## Component data from apps and pages:
_ _ _ _ _
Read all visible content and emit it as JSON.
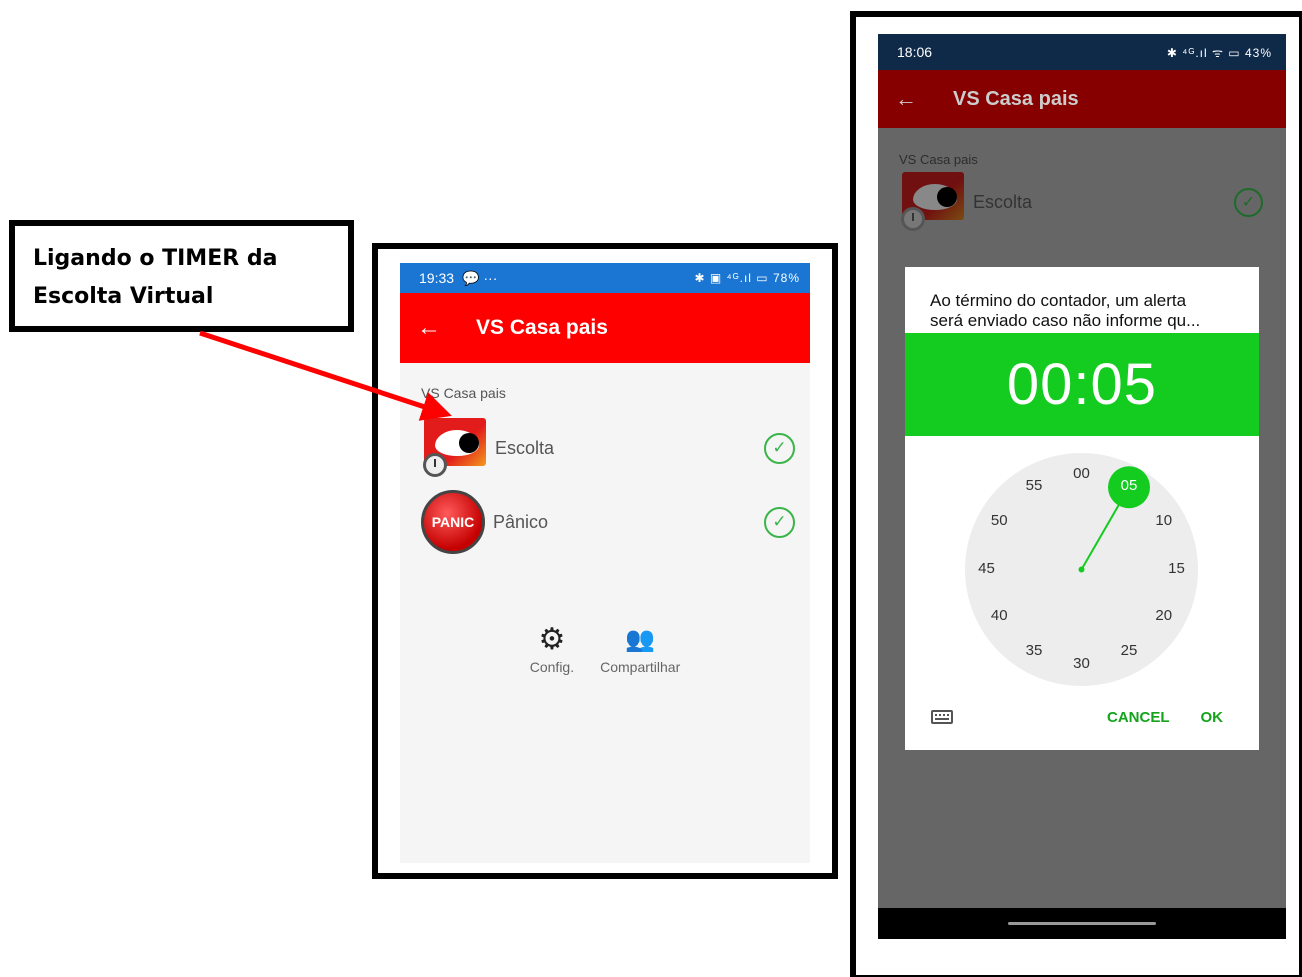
{
  "callout": {
    "line1": "Ligando o TIMER da",
    "line2": "Escolta Virtual"
  },
  "phone1": {
    "status": {
      "time": "19:33",
      "left_icons": "💬 ···",
      "right_icons": "✱ ▣ ⁴ᴳ.ıl ▭ 78%"
    },
    "appbar": {
      "back": "←",
      "title": "VS Casa pais"
    },
    "section": "VS Casa pais",
    "items": [
      {
        "label": "Escolta"
      },
      {
        "label": "Pânico",
        "icon_text": "PANIC"
      }
    ],
    "actions": [
      {
        "label": "Config.",
        "icon": "⚙"
      },
      {
        "label": "Compartilhar",
        "icon": "👥"
      }
    ],
    "accent": "#ff0000"
  },
  "phone2": {
    "status": {
      "time": "18:06",
      "right_icons": "✱ ⁴ᴳ.ıl ᯤ ▭ 43%"
    },
    "appbar": {
      "back": "←",
      "title": "VS Casa pais"
    },
    "section": "VS Casa pais",
    "items": [
      {
        "label": "Escolta"
      }
    ],
    "dialog": {
      "message_line1": "Ao término do contador, um alerta",
      "message_line2": "será enviado caso não informe qu...",
      "time_display": "00:05",
      "clock_labels": [
        "00",
        "05",
        "10",
        "15",
        "20",
        "25",
        "30",
        "35",
        "40",
        "45",
        "50",
        "55"
      ],
      "selected": "05",
      "cancel": "CANCEL",
      "ok": "OK",
      "accent": "#14cc1f"
    }
  }
}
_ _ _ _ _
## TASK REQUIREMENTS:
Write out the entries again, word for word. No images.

## RESULT OF THIS EXERCISE:
Read all visible content and emit it as JSON.
{
  "callout": {
    "line1": "Ligando o TIMER da",
    "line2": "Escolta Virtual"
  },
  "phone1": {
    "status": {
      "time": "19:33",
      "left_icons": "💬 ···",
      "right_icons": "✱ ▣ ⁴ᴳ.ıl ▭ 78%"
    },
    "appbar": {
      "back": "←",
      "title": "VS Casa pais"
    },
    "section": "VS Casa pais",
    "items": [
      {
        "label": "Escolta"
      },
      {
        "label": "Pânico",
        "icon_text": "PANIC"
      }
    ],
    "actions": [
      {
        "label": "Config.",
        "icon": "⚙"
      },
      {
        "label": "Compartilhar",
        "icon": "👥"
      }
    ],
    "accent": "#ff0000"
  },
  "phone2": {
    "status": {
      "time": "18:06",
      "right_icons": "✱ ⁴ᴳ.ıl ᯤ ▭ 43%"
    },
    "appbar": {
      "back": "←",
      "title": "VS Casa pais"
    },
    "section": "VS Casa pais",
    "items": [
      {
        "label": "Escolta"
      }
    ],
    "dialog": {
      "message_line1": "Ao término do contador, um alerta",
      "message_line2": "será enviado caso não informe qu...",
      "time_display": "00:05",
      "clock_labels": [
        "00",
        "05",
        "10",
        "15",
        "20",
        "25",
        "30",
        "35",
        "40",
        "45",
        "50",
        "55"
      ],
      "selected": "05",
      "cancel": "CANCEL",
      "ok": "OK",
      "accent": "#14cc1f"
    }
  }
}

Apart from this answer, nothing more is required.